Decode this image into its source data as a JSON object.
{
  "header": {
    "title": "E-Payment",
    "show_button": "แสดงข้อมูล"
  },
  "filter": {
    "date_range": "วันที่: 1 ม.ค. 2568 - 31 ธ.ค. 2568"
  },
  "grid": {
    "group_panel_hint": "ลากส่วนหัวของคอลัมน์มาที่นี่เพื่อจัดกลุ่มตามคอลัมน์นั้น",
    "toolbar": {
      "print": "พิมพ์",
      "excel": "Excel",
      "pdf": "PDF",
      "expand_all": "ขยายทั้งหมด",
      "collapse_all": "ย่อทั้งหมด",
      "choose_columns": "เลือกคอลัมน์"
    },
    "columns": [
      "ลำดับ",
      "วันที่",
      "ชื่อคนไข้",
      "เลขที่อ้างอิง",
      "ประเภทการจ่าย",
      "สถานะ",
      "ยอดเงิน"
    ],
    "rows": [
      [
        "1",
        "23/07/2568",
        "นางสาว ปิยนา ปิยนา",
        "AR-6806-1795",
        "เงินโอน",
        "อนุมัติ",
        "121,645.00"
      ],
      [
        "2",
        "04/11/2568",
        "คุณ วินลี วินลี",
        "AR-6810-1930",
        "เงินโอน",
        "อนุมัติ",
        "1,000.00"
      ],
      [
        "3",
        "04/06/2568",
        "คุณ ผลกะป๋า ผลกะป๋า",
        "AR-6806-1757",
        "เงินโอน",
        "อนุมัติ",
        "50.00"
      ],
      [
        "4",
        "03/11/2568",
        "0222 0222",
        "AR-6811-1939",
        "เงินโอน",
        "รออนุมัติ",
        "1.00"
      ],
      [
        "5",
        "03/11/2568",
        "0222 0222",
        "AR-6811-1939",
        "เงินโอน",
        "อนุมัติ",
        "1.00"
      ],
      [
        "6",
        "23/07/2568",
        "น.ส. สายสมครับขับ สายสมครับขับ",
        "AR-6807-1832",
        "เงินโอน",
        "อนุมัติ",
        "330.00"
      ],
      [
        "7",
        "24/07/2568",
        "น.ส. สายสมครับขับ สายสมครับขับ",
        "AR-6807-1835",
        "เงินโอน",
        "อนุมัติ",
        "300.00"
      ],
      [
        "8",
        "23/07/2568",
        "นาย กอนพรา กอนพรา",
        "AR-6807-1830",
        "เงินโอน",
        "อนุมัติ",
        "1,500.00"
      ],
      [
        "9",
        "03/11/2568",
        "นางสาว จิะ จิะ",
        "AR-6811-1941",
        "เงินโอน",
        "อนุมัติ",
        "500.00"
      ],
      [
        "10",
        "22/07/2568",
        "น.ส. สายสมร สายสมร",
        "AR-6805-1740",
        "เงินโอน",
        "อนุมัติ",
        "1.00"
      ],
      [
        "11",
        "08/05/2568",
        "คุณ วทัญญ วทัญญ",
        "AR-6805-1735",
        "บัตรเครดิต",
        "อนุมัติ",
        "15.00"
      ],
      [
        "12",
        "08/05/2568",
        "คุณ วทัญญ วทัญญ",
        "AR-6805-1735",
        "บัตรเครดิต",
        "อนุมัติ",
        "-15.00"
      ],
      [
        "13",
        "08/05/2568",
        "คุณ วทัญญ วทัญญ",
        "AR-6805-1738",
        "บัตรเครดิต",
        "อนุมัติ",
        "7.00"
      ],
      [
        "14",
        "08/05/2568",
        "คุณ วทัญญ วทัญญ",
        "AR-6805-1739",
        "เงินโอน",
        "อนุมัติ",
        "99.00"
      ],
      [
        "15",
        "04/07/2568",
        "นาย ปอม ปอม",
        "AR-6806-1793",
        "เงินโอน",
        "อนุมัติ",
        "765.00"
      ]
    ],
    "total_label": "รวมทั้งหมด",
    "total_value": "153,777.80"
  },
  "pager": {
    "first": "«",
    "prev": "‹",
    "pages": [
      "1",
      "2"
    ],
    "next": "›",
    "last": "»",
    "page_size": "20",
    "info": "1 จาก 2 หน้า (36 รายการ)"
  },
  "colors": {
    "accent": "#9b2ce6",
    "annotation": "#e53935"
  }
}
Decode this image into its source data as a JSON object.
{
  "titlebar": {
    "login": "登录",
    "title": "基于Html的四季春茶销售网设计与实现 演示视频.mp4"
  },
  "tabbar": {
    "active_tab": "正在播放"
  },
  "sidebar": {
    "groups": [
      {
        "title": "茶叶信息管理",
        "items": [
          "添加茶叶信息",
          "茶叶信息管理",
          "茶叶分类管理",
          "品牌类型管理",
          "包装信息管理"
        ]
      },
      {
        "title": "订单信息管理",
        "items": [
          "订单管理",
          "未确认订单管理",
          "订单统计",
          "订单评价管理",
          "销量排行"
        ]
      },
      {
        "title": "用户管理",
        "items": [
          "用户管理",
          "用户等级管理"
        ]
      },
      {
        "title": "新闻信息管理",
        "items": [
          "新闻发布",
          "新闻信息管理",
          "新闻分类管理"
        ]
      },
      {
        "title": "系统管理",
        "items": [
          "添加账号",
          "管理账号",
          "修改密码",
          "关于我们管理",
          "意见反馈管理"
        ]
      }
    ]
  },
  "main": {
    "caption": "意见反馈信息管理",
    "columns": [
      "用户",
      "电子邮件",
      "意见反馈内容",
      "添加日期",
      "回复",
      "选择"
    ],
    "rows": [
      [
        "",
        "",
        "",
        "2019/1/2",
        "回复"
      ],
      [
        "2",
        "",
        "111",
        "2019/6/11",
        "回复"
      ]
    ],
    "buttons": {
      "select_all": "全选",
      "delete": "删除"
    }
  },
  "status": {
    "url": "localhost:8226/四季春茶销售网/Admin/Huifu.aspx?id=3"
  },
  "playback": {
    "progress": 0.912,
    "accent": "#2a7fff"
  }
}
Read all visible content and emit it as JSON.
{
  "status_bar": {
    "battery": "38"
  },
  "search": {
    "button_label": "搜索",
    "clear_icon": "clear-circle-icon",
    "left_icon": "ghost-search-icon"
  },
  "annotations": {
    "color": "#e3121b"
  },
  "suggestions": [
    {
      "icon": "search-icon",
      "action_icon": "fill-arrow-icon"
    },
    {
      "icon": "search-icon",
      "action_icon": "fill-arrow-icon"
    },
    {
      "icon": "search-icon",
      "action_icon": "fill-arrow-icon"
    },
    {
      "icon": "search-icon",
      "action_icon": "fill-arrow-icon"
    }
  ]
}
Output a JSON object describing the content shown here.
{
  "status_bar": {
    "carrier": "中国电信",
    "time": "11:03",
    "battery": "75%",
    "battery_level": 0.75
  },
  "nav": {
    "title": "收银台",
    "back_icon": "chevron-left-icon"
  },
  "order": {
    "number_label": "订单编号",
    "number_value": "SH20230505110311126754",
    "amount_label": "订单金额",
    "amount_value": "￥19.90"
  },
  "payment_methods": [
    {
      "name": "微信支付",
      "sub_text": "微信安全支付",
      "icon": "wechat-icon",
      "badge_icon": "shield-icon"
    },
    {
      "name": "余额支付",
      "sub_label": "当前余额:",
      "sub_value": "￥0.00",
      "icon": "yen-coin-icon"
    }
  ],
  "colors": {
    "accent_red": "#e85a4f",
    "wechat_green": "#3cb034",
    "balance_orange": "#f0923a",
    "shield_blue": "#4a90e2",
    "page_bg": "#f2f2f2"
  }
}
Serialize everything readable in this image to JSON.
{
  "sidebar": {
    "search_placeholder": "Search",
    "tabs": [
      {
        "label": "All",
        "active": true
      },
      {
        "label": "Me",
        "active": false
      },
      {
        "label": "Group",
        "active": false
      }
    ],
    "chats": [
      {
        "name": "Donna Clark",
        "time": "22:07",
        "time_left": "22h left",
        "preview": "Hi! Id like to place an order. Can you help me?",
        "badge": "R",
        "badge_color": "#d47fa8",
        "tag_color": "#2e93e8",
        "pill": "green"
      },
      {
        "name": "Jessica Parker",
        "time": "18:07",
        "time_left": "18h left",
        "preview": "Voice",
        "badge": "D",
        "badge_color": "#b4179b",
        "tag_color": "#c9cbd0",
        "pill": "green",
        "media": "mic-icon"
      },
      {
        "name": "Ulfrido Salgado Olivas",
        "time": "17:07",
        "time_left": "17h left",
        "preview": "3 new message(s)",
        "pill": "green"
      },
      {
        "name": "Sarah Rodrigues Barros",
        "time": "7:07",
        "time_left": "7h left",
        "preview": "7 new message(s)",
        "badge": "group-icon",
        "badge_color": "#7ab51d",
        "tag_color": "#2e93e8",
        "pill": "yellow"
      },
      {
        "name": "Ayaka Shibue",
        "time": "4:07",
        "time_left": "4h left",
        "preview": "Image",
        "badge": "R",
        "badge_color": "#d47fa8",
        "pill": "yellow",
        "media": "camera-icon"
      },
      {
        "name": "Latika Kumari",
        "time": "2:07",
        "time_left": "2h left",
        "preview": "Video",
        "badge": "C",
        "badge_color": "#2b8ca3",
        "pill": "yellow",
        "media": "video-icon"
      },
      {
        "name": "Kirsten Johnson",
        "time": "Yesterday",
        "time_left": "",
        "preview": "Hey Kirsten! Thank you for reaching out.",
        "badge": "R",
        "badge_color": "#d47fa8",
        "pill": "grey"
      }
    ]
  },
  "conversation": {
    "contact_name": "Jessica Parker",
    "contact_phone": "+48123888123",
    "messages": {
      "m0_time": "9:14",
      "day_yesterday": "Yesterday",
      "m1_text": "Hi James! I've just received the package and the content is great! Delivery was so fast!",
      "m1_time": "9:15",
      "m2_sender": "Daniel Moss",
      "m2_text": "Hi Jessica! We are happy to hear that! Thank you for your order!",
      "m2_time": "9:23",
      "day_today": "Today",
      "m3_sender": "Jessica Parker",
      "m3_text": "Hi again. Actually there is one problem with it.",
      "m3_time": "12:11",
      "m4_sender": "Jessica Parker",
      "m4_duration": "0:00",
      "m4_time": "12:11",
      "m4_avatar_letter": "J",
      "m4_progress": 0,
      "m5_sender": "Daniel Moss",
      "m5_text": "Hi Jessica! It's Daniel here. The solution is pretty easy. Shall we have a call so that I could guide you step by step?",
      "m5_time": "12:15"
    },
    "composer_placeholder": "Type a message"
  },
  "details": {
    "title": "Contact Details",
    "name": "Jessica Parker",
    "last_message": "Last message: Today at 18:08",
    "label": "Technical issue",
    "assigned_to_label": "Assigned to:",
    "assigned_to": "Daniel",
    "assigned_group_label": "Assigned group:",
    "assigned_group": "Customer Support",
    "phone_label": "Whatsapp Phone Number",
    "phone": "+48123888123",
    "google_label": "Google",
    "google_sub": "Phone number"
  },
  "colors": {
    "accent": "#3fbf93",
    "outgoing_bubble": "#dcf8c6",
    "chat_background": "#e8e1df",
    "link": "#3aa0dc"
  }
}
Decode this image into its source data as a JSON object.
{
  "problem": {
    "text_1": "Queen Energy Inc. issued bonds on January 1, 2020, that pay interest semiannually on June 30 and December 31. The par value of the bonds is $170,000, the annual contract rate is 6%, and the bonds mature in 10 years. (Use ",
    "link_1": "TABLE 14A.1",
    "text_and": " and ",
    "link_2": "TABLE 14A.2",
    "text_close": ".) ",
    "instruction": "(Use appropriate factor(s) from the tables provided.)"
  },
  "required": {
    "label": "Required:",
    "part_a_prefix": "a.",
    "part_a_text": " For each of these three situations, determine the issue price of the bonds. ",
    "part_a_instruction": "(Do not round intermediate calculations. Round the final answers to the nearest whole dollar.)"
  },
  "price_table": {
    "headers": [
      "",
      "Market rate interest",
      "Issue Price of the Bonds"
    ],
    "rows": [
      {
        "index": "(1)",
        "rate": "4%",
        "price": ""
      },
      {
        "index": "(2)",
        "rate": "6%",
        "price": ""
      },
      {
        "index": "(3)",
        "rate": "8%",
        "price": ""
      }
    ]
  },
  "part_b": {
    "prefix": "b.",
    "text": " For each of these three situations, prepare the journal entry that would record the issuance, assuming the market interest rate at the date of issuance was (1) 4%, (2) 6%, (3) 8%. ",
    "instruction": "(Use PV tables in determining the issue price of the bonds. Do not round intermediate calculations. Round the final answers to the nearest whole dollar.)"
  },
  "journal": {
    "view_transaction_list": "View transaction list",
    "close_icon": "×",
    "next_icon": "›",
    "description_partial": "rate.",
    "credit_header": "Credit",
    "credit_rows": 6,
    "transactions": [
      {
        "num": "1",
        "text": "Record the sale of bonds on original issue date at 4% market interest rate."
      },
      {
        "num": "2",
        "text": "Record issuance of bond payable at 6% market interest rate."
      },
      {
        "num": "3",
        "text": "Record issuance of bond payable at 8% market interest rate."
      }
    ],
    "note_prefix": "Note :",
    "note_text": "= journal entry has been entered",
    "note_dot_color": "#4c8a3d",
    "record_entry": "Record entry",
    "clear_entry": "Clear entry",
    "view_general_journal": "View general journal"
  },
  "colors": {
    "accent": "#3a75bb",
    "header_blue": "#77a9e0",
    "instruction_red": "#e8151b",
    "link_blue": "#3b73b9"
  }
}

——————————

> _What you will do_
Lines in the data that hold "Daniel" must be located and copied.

> _Problem solution_
      "m2_sender": "Daniel Moss",
      "m5_sender": "Daniel Moss",
      "m5_text": "Hi Jessica! It's Daniel here. The solution is pretty easy. Shall we have a call so that I could guide you step by step?",
    "assigned_to": "Daniel",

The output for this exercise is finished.